CS is a challenging diagnostic entity, as it may be asymptomatic in a large portion of the affected population. When symptomatic, the presentation may include arrhythmias, conduction system abnormalities, palpitations, chest pain, dyspnea, syncope, heart failure, or sudden death. Clinicians must have a low threshold for considering and evaluating for CS, as imaging can be nonspecific and endomyocardial biopsy can have a low sensitivity given the patchy nature of myocardial involvement. When there is suspicion for CS at the time of explantation or autopsy, especially in the setting of a sudden death, it is important to sample the conduction system well. CS has a predilection for the atrioventricular node and right and left bundle branches, which accounts for the development of conduction system abnormalities and arrhythmias.

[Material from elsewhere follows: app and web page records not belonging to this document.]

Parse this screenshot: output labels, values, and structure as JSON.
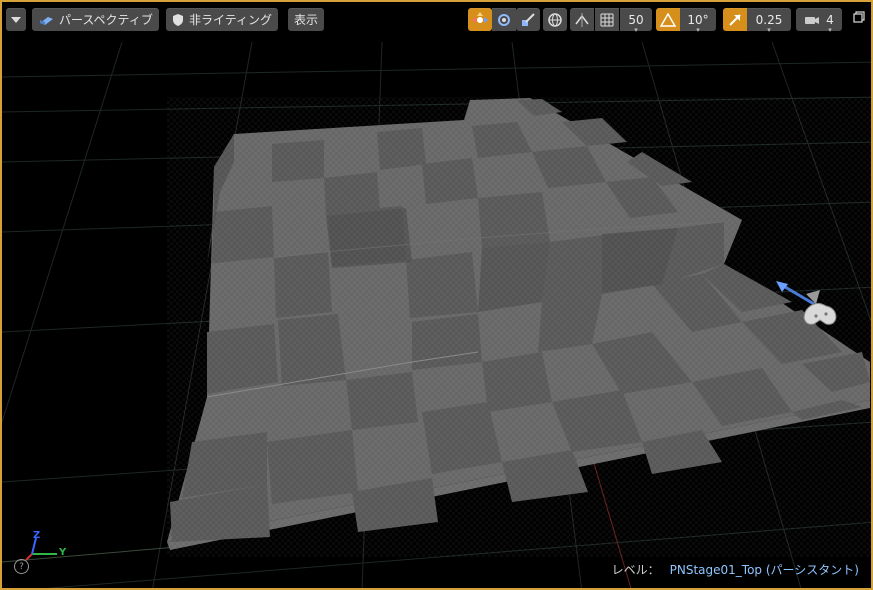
{
  "toolbar": {
    "perspective_label": "パースペクティブ",
    "lighting_label": "非ライティング",
    "show_label": "表示",
    "grid_snap_value": "50",
    "rotation_snap_value": "10°",
    "scale_snap_value": "0.25",
    "camera_speed_value": "4"
  },
  "status": {
    "level_prefix": "レベル：",
    "level_name": "PNStage01_Top (パーシスタント)"
  },
  "axes": {
    "z_label": "Z",
    "y_label": "Y"
  },
  "colors": {
    "viewport_border": "#d7a13a",
    "active_tool": "#d58f1a",
    "grid_line": "#1e2626",
    "floor_light": "#7a7a7a",
    "floor_dark": "#555555"
  },
  "icons": {
    "dropdown": "chevron-down-icon",
    "perspective": "perspective-cube-icon",
    "lighting": "shield-icon",
    "translate": "translate-move-icon",
    "rotate": "rotate-icon",
    "scale": "scale-icon",
    "world": "globe-icon",
    "surface": "surface-snap-icon",
    "grid": "grid-icon",
    "angle": "angle-snap-icon",
    "scale_snap": "scale-snap-icon",
    "camera": "camera-speed-icon",
    "maximize": "maximize-icon",
    "help": "help-icon"
  }
}
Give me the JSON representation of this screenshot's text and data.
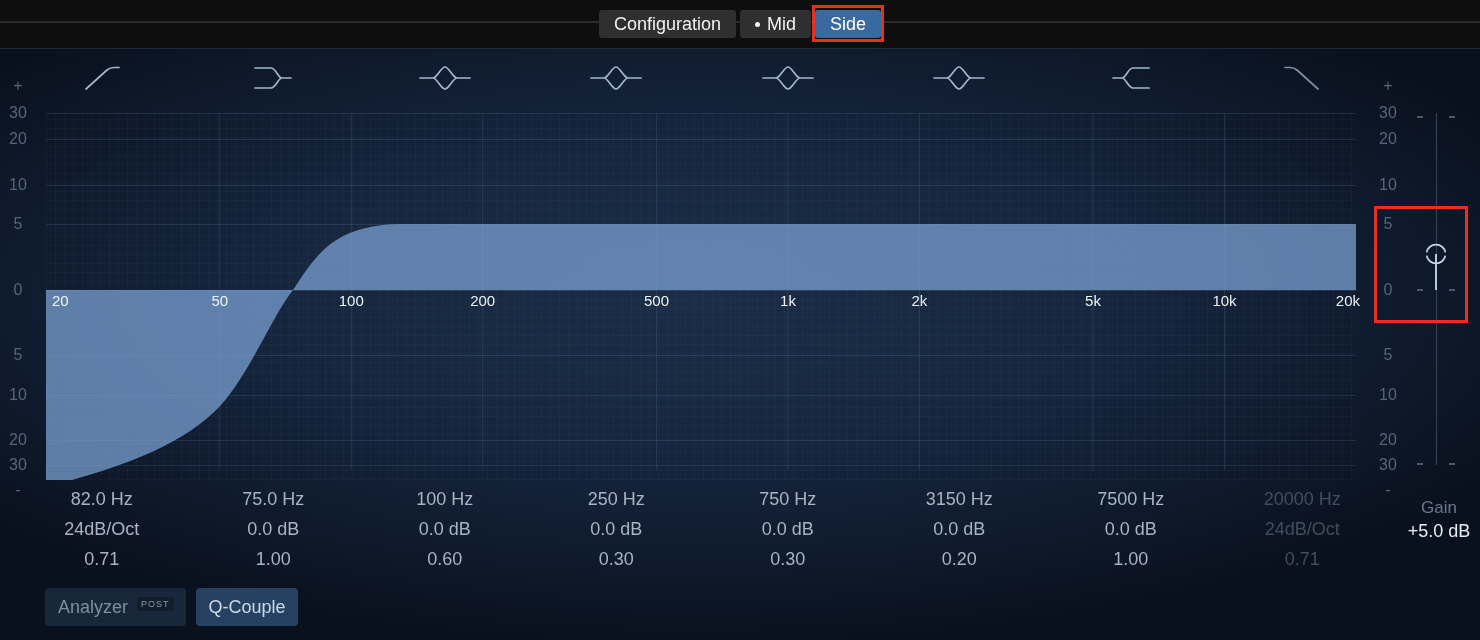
{
  "tabs": [
    {
      "label": "Configuration",
      "selected": false,
      "modified": false,
      "highlighted": false
    },
    {
      "label": "Mid",
      "selected": false,
      "modified": true,
      "highlighted": false
    },
    {
      "label": "Side",
      "selected": true,
      "modified": false,
      "highlighted": true
    }
  ],
  "bands": [
    {
      "kind": "low-cut",
      "enabled": true,
      "frequency": "82.0 Hz",
      "gain_or_slope": "24dB/Oct",
      "q": "0.71"
    },
    {
      "kind": "low-shelf",
      "enabled": true,
      "frequency": "75.0 Hz",
      "gain_or_slope": "0.0 dB",
      "q": "1.00"
    },
    {
      "kind": "bell",
      "enabled": true,
      "frequency": "100 Hz",
      "gain_or_slope": "0.0 dB",
      "q": "0.60"
    },
    {
      "kind": "bell",
      "enabled": true,
      "frequency": "250 Hz",
      "gain_or_slope": "0.0 dB",
      "q": "0.30"
    },
    {
      "kind": "bell",
      "enabled": true,
      "frequency": "750 Hz",
      "gain_or_slope": "0.0 dB",
      "q": "0.30"
    },
    {
      "kind": "bell",
      "enabled": true,
      "frequency": "3150 Hz",
      "gain_or_slope": "0.0 dB",
      "q": "0.20"
    },
    {
      "kind": "high-shelf",
      "enabled": true,
      "frequency": "7500 Hz",
      "gain_or_slope": "0.0 dB",
      "q": "1.00"
    },
    {
      "kind": "high-cut",
      "enabled": false,
      "frequency": "20000 Hz",
      "gain_or_slope": "24dB/Oct",
      "q": "0.71"
    }
  ],
  "scales": [
    {
      "plus": "+",
      "labels": [
        "30",
        "20",
        "10",
        "5",
        "0",
        "5",
        "10",
        "20",
        "30"
      ],
      "minus": "-"
    },
    {
      "plus": "+",
      "labels": [
        "30",
        "20",
        "10",
        "5",
        "0",
        "5",
        "10",
        "20",
        "30"
      ],
      "minus": "-"
    }
  ],
  "graph": {
    "frequency_labels": [
      "20",
      "50",
      "100",
      "200",
      "500",
      "1k",
      "2k",
      "5k",
      "10k",
      "20k"
    ]
  },
  "gain": {
    "label": "Gain",
    "value": "+5.0 dB",
    "level": 0.6,
    "highlighted": true
  },
  "buttons": [
    {
      "label": "Analyzer",
      "badge": "POST",
      "on": false
    },
    {
      "label": "Q-Couple",
      "on": true
    }
  ]
}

The sparing of the endomyocardium lessens the likelihood that this disease process occurred as the result of an ischemic event (i.e., myocardial infarct), which first affect the endomyocardial surface as a watershed area and extend outward. Furthermore, the distribution of the fibrosis does not follow a pattern one would expect after an ischemic event in one of the three major coronary arteries, as there are patchy affected areas even within the distribution of the individual coronary arteries.
While giant cell myocarditis (GCM) is in the differential for an individual with giant cell inflammation in the myocardium, there are several features that decrease the likelihood of the diagnosis in this case. Clinically, it would be uncommon for GCM to occur in someone who was asymptomatic or had slowly progressive cardiac dysfunction over a several year period. The clinical progression for someone with GCM is profoundly rapid and the prognosis is poor. The histologic presentation tends to have an abundance of eosinophils, which are thought to be the main etiology of the widespread myocardial injury and subsequent cardiac dysfunction. While there are some eosinophils in the inflammatory infiltrate in this case, they make up a small percentage of the overall inflammation.
Lastly, given the clinical history of arrhythmia and the presentation with sudden death, arrhythmogenic cardiomyopathy (AC) is also a reasonable differential diagnosis. The gross and histologic findings for AC, however, differ from CS in that one will typically expect to find a dilated right ventricle with fibrofatty replacement of the ventricular wall. The fibrofatty replacement may be patchy or diffuse, and left ventricular involvement is subepicardial. The interventricular septum is typically spared. Of note, while this was previously referred to as arrhythmogenic right ventricular cardiomyopathy, newer data shows that the involvement often is equally represented between both ventricles or may involve the left ventricle alone.
Philip Hurst, M.D.
Fellow, Anatomic & Clinical Pathology
Melanie Bois, M.D.
Consultant, Anatomic Pathology
Associate Professor of Laboratory Medicine and Pathology
Mayo Clinic College of Medicine and Science